━━ DATA TO EXAMINE ━━

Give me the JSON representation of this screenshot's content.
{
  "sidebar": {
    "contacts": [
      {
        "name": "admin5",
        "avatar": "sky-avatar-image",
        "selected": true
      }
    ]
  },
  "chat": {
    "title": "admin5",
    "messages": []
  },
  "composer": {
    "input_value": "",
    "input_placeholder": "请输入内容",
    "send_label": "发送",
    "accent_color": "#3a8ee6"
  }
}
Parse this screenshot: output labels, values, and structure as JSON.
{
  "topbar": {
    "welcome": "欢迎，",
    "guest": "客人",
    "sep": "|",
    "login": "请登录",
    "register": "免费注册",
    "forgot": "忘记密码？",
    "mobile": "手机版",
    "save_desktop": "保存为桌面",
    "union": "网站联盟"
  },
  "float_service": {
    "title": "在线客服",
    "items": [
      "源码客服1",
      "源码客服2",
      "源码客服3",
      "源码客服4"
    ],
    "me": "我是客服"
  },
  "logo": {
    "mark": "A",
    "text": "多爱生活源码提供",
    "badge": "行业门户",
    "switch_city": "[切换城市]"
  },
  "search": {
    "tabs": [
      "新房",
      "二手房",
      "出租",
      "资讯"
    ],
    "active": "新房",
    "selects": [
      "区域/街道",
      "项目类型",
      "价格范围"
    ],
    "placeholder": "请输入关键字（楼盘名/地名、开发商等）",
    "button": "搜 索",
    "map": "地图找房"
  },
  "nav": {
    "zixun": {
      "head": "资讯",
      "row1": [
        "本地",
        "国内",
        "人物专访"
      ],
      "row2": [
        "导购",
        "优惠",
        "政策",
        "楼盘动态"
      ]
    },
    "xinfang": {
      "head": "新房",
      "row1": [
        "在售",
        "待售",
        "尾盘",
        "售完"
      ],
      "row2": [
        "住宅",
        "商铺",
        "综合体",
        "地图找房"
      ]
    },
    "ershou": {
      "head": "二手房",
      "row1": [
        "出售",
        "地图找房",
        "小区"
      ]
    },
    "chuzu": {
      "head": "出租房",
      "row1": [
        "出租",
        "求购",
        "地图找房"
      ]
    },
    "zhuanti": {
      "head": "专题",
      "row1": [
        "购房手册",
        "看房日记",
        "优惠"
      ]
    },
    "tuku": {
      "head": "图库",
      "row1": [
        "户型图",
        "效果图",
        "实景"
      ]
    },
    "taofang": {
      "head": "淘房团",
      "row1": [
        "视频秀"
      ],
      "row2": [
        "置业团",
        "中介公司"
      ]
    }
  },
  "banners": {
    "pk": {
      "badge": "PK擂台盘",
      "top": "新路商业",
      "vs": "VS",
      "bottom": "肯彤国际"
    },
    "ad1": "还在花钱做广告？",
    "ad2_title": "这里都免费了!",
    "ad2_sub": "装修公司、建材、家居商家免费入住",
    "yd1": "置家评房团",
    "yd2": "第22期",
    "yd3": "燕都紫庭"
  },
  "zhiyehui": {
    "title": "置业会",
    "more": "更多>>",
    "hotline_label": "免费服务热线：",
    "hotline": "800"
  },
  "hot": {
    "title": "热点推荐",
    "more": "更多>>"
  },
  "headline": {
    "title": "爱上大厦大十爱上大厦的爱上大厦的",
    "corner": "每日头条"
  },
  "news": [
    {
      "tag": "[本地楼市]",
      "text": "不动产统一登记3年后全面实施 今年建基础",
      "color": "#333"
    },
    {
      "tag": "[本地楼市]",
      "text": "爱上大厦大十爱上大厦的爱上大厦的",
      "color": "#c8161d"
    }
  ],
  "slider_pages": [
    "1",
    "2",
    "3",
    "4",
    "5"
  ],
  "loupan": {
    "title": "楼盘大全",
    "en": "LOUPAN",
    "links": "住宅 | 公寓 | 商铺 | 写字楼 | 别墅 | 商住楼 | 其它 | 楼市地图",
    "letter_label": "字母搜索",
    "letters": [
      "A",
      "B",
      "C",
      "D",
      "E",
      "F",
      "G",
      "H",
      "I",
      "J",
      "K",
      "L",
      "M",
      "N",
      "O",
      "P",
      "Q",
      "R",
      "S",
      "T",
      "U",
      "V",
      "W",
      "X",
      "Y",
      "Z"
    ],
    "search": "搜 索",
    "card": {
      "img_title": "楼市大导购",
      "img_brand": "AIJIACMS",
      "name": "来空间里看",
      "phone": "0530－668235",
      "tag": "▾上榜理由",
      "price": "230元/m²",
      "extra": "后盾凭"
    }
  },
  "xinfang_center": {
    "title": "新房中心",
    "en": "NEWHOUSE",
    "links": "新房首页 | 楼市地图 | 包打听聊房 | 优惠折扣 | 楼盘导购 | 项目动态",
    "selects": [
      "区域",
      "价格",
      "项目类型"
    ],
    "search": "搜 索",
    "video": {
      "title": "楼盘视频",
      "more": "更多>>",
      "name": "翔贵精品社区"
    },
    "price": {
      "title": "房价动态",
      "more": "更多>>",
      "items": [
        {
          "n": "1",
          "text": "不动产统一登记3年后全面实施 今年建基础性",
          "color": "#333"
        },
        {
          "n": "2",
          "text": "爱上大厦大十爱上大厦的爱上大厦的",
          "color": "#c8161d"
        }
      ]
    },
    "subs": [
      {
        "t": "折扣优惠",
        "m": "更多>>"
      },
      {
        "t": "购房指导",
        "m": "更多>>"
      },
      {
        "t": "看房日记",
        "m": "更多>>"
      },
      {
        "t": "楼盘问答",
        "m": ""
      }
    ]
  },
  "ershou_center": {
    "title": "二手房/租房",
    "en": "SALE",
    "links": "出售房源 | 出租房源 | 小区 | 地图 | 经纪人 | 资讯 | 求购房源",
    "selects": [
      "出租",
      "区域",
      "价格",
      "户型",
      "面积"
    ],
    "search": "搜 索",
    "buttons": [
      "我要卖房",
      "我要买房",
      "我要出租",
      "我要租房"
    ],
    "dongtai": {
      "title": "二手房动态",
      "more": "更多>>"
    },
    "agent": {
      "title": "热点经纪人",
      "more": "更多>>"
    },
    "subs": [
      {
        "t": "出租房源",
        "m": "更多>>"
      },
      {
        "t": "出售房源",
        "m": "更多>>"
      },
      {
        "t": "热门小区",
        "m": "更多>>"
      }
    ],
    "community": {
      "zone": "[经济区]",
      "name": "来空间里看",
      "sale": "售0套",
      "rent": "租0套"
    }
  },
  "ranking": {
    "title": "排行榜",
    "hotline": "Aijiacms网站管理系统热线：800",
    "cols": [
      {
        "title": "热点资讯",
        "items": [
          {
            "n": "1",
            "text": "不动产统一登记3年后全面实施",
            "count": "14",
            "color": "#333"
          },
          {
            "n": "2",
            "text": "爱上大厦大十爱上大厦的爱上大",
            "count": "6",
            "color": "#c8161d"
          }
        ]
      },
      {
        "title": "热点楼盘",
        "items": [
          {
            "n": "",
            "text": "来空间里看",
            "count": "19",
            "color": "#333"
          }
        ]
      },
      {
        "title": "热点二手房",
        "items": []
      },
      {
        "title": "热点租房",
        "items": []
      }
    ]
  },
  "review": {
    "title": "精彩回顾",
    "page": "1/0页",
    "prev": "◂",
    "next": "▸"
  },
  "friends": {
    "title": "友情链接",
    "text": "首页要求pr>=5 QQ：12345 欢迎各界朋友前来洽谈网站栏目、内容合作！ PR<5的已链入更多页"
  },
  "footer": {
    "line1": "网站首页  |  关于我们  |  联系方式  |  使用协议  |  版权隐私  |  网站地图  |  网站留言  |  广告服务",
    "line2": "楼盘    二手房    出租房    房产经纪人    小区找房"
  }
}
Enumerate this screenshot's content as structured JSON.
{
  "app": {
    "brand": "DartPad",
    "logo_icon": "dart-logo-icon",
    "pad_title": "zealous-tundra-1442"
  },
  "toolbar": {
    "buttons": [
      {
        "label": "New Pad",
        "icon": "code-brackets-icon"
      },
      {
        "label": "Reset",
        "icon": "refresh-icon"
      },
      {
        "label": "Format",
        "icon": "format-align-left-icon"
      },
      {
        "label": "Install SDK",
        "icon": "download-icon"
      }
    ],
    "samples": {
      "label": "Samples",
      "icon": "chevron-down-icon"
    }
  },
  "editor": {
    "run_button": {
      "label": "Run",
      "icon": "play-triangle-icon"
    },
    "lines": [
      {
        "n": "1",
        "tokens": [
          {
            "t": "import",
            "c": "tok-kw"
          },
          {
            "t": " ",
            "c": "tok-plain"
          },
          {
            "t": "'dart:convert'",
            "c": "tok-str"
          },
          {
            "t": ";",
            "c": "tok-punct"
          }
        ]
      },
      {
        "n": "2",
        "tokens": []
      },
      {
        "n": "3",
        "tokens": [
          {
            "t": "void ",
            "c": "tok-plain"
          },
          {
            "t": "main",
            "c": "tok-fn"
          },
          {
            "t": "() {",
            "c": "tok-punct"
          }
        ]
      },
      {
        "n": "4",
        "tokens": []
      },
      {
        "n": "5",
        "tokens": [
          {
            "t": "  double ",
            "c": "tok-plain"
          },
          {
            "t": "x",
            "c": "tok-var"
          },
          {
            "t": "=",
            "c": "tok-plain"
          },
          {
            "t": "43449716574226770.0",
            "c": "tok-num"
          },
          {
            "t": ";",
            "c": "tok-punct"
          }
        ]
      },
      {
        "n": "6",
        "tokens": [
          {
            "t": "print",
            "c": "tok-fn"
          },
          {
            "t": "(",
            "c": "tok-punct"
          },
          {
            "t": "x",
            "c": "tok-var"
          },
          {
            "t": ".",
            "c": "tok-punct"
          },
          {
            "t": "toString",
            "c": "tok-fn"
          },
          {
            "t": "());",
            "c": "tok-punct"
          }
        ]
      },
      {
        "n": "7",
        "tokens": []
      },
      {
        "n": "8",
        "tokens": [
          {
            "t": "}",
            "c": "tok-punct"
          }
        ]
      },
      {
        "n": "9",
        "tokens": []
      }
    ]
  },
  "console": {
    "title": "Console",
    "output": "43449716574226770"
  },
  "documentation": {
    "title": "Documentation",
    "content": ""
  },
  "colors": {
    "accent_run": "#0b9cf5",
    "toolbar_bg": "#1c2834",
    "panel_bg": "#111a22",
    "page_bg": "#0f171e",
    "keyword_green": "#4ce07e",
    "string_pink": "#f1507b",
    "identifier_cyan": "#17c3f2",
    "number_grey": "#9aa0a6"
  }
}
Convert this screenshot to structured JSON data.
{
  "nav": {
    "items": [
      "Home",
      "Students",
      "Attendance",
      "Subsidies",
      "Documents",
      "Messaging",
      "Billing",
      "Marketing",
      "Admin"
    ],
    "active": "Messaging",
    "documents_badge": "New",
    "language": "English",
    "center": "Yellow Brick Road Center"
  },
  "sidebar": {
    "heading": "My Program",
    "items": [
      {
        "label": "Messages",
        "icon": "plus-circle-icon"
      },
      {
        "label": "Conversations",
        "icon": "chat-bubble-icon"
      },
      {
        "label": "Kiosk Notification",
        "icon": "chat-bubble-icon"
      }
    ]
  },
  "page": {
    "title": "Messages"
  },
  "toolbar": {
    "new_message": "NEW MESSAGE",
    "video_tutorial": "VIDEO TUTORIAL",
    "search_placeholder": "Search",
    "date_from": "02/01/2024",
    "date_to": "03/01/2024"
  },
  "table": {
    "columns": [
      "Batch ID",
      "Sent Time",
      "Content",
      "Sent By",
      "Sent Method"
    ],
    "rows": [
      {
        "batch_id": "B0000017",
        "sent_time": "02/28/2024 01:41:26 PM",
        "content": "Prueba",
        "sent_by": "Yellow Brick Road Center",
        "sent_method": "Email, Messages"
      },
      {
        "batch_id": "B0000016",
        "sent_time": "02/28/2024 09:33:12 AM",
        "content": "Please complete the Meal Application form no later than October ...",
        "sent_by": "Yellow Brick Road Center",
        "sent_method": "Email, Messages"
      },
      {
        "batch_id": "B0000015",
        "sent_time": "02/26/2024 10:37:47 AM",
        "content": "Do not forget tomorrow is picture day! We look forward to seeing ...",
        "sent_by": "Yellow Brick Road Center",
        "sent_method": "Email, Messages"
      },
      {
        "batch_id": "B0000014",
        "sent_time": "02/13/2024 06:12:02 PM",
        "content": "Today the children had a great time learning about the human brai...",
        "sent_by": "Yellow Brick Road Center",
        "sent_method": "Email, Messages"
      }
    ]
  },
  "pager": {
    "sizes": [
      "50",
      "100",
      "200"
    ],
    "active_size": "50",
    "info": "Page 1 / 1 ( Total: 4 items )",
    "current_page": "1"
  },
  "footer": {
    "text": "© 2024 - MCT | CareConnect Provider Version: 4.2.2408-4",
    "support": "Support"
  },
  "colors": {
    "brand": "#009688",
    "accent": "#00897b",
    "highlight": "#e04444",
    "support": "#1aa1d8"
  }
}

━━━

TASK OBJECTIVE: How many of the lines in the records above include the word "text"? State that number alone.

RESPONSE: 10